Evolution theory over fact?
When the paradigm effect is so strong that we are prevented from actually seeing what is under our very noses, we are said to be suffering from paradigm paralysis.
This phenomenon describes the bottleneck caused by too narrow a vision of the world. Author Joel Barker adds that it's the mortal disease caused by certainty. Paradigm paralysis pushes an individual or a group to believe that their way is the only way - the one correct and true way - to see an event, a situation, a problem or a circumstance.
When you're only surrounded by people who speak the same vocabulary as you, or share the same set of assumptions as you, you start to think that that's reality.
Evolution theory over fact?
Eugenie Scott - Evolution Theory Over Fact
Facts are interesting, but they're not terribly exciting. Hypotheses help us build theory. Theories are the most important things in science. Theories mean explanation. But laws are broken, both in science as well as in.... euh... the real world. Laws are not as important as theories, because theories explain laws. Theories are most important! Then come laws, hypotheses, and facts. Facts don't explain anything.
The role of worldview presents a formidable challenge to science communicators because ideology may override any factual information.
The fundamental cause of the trouble is that in the modern world the stupid are cocksure while the intelligent are full of doubt.
Well evolution is a theory. It is also a fact. And facts and theories are different things, not rungs in a hierarchy of increasing certainty. Facts are the world's data. Theories are structures of ideas that explain and interpret facts. Facts don't go away when scientists debate rival theories to explain them. Einstein's theory of gravitation replaced Newton's in this century, but apples didn't suspend themselves in midair, pending the outcome. And humans evolved from ape-like ancestors whether they did so by Darwin's proposed mechanism or by some other yet to be discovered.
The game of science is, in principle, without end. He who decides one day that scientific statements do not call for any further test, and that they can be regarded as finally verified, retires from the game. ... Whenever a theory appears to you as the only possible one, take this as a sign that you have neither understood the theory nor the problem which it was intended to solve.
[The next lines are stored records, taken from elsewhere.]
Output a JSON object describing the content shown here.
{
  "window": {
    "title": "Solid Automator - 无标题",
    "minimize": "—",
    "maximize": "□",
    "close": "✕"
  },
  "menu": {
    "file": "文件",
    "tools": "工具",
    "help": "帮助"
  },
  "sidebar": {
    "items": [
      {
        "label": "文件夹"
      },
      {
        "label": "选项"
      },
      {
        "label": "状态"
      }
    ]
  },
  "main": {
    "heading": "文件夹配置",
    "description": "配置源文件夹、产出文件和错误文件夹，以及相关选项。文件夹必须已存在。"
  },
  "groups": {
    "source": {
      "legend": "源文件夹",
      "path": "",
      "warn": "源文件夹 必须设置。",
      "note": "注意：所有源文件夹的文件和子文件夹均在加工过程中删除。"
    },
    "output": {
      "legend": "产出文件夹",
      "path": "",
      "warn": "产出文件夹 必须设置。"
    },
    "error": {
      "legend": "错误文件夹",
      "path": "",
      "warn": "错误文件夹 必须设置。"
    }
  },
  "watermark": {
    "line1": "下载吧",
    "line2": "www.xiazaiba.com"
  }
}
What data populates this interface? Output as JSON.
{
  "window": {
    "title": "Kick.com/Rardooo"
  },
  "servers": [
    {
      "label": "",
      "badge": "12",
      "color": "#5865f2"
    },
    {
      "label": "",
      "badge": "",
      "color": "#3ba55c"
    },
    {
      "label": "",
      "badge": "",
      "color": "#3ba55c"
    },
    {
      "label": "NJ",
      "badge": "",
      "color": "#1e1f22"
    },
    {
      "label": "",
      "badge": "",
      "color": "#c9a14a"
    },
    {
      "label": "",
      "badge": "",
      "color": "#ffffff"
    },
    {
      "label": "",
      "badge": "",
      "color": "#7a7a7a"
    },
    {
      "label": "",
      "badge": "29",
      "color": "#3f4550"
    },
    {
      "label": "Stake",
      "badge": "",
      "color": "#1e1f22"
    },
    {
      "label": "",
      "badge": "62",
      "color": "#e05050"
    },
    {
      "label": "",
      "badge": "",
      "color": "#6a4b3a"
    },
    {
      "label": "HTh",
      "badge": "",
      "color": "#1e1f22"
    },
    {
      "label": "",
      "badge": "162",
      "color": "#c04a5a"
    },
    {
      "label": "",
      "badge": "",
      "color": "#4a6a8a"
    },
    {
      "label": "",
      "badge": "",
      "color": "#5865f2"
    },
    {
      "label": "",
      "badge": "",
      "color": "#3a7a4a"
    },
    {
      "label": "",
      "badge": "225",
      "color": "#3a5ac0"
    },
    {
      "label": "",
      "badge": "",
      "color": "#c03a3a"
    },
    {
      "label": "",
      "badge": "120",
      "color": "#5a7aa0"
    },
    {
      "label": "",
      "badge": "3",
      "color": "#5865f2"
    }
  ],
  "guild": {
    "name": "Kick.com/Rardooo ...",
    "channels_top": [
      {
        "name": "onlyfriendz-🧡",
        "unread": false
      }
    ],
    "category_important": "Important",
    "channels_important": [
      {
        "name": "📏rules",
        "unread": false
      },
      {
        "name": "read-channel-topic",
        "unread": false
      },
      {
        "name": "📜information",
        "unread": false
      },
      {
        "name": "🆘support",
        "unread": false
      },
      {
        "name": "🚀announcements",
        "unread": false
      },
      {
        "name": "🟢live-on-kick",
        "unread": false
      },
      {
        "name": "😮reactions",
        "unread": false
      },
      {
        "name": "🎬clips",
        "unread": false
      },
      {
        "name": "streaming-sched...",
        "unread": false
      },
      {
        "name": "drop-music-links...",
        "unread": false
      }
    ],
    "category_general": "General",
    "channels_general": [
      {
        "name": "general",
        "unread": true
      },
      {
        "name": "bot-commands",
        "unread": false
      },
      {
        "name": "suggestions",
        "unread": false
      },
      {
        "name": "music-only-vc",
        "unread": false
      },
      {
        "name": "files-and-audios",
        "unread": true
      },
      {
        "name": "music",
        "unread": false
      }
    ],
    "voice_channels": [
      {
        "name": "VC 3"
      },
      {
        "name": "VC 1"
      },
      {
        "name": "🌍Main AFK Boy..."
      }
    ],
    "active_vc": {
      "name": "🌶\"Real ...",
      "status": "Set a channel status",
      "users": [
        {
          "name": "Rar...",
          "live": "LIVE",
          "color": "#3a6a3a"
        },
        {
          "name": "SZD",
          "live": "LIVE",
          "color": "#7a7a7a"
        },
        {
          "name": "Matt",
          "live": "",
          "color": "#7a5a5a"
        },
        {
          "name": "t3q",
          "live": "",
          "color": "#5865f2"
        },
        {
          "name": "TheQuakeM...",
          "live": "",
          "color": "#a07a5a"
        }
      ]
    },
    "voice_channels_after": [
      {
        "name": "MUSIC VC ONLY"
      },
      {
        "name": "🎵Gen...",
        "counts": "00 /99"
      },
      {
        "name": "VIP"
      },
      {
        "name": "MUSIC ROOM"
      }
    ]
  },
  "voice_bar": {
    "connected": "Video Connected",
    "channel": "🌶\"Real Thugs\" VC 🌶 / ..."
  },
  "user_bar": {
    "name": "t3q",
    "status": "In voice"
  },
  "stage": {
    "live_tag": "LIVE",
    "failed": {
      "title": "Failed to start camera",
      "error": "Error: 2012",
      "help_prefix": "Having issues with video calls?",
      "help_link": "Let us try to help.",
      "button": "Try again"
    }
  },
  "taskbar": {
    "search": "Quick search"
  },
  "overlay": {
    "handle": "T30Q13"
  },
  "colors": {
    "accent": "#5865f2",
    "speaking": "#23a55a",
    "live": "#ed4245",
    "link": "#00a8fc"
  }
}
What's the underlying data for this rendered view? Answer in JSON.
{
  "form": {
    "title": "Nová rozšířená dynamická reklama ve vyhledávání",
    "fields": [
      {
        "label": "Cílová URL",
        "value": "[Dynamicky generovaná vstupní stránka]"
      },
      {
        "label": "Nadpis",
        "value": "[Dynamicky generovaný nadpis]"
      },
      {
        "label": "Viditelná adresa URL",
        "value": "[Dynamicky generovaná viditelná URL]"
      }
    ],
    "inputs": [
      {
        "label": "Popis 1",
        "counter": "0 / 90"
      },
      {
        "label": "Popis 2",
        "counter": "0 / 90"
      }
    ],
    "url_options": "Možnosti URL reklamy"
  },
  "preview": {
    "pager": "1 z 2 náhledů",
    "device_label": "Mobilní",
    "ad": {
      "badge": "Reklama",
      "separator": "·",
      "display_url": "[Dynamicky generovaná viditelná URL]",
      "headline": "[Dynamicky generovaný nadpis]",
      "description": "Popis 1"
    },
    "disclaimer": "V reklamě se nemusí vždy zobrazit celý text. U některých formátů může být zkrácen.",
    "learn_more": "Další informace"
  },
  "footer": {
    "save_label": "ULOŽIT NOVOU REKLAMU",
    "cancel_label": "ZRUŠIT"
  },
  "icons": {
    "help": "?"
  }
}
If we selectively "find" or communicate only those data that support a given model of behavior, then our inquiry efforts will hardly be optimally effective. Despite the fact that confirmatory bias in scientists was first noted by Francis Bacon (1621/1960) over three centuries ago, precious little research has been devoted to the topic and the few extant studies have hardly challenged Bacon's observations. One study found that the vast majority of scientists drawn from a national sample showed a strong preference for "confirmatory" experiments (Mahoney & Kimper, 1976). Over half of these scientists did not even recognize disconfirmation (modus tollens) as a valid reasoning form! In another study the logical reasoning skills of 30 scientists were compared to those of 15 relatively uneducated Protestant ministers (Mahoney & DeMonbreun, 1977). Where there were performance differences, they tended to favor the ministers. Confirmatory bias was prevalent in both groups, but the ministers used disconfirmatory logic almost twice as often as the scientists did.